Margo Wolowiec balances deep theoretical considerations about the digital-world, information and politics with the physical processes of weaving and printing. Apps and algorithms are used to collect photographs from hashtags or geo-tags, which she then prints onto polyester threads and weaves together. Her large works are assembled in panels that are mounted onto canvas or stretched on free-standing copper frames. Ancient, modern and contemporary influences mix within the works, some of which include Navajo rugs, traditional Berber weaving, the Bauhaus tapestries of Otti Berger and contemporary artists such as Laura Owens and Ruth Laskey. Climate change is a key theme also. Thursday Temperature (2019), for example, is a large single panel wall-work with a deep blue, indigo dye which bleeds upwards through the work, leaving a stain in the fabric that represents rising sea levels.

Text is an important symbol throughout the works. Wolowiec explains that the histories of writing and cloth are bound to each other: the word “text” derives from the Latin “texere,” meaning to weave together. Throughout history, tapestry has been used to impart information and commemorate important events in the same way that written language does in the contemporary age. In Wolowiec's textiles, words and phrases borrowed from multiple news outlets (credible, fake and everything in between) become warped. This means that language shifts between legibility and illegibility. Text and photographs bleed in and out of each other with the same transience as our ever-refreshing newsfeeds - slowing down the bit-rate of information into still, contemplative textiles.

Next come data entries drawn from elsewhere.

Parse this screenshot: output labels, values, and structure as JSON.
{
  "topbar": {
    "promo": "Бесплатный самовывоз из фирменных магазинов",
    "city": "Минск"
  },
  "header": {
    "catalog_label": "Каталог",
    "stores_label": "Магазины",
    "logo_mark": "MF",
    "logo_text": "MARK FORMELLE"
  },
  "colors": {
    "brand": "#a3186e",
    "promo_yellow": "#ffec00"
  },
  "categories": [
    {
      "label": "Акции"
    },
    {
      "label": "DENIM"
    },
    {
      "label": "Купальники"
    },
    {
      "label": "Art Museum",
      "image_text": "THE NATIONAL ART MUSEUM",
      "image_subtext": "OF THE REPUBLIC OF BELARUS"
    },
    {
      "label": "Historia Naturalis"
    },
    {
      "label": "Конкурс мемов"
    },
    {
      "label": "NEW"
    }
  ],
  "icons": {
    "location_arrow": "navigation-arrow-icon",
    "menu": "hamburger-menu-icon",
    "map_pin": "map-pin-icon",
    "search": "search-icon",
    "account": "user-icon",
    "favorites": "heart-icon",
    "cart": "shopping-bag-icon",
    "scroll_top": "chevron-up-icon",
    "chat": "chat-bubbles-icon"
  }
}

"I have always been interested in textiles ability to hold information and act as an index of time and place."Margo Wolowiec